#### [Exercise goal]
Each entry below must appear in the output exactly as written.

#### [Supplied entries]
********************

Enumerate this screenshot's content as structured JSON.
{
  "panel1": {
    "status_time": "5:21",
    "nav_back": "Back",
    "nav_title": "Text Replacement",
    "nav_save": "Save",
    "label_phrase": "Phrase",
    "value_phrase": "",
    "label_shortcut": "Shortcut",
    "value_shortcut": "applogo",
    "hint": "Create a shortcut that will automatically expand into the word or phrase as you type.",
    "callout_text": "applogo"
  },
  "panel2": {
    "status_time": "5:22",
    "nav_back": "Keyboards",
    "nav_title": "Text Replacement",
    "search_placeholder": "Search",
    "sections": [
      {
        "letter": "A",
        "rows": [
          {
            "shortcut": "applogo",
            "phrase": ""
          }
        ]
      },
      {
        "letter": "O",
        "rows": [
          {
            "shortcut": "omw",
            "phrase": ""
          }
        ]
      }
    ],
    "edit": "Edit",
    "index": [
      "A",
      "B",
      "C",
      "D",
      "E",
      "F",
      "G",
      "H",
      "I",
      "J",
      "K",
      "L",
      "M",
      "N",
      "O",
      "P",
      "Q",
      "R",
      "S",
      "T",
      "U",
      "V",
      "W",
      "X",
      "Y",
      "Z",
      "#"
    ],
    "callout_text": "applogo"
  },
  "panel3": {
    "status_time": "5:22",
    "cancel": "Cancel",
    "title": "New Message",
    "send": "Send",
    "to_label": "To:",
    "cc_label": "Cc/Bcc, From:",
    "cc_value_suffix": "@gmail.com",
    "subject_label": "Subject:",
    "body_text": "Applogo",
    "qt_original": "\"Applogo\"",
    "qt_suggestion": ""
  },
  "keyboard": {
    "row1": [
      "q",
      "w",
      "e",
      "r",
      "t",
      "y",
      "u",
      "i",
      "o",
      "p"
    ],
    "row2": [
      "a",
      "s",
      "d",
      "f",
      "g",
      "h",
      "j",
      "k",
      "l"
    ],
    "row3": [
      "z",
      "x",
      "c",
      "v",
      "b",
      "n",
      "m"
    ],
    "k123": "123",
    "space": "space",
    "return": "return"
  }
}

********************

#### [Result of this task]
Enumerate this screenshot's content as structured JSON.
{
  "panel1": {
    "status_time": "5:21",
    "nav_back": "Back",
    "nav_title": "Text Replacement",
    "nav_save": "Save",
    "label_phrase": "Phrase",
    "value_phrase": "",
    "label_shortcut": "Shortcut",
    "value_shortcut": "applogo",
    "hint": "Create a shortcut that will automatically expand into the word or phrase as you type.",
    "callout_text": "applogo"
  },
  "panel2": {
    "status_time": "5:22",
    "nav_back": "Keyboards",
    "nav_title": "Text Replacement",
    "search_placeholder": "Search",
    "sections": [
      {
        "letter": "A",
        "rows": [
          {
            "shortcut": "applogo",
            "phrase": ""
          }
        ]
      },
      {
        "letter": "O",
        "rows": [
          {
            "shortcut": "omw",
            "phrase": ""
          }
        ]
      }
    ],
    "edit": "Edit",
    "index": [
      "A",
      "B",
      "C",
      "D",
      "E",
      "F",
      "G",
      "H",
      "I",
      "J",
      "K",
      "L",
      "M",
      "N",
      "O",
      "P",
      "Q",
      "R",
      "S",
      "T",
      "U",
      "V",
      "W",
      "X",
      "Y",
      "Z",
      "#"
    ],
    "callout_text": "applogo"
  },
  "panel3": {
    "status_time": "5:22",
    "cancel": "Cancel",
    "title": "New Message",
    "send": "Send",
    "to_label": "To:",
    "cc_label": "Cc/Bcc, From:",
    "cc_value_suffix": "@gmail.com",
    "subject_label": "Subject:",
    "body_text": "Applogo",
    "qt_original": "\"Applogo\"",
    "qt_suggestion": ""
  },
  "keyboard": {
    "row1": [
      "q",
      "w",
      "e",
      "r",
      "t",
      "y",
      "u",
      "i",
      "o",
      "p"
    ],
    "row2": [
      "a",
      "s",
      "d",
      "f",
      "g",
      "h",
      "j",
      "k",
      "l"
    ],
    "row3": [
      "z",
      "x",
      "c",
      "v",
      "b",
      "n",
      "m"
    ],
    "k123": "123",
    "space": "space",
    "return": "return"
  }
}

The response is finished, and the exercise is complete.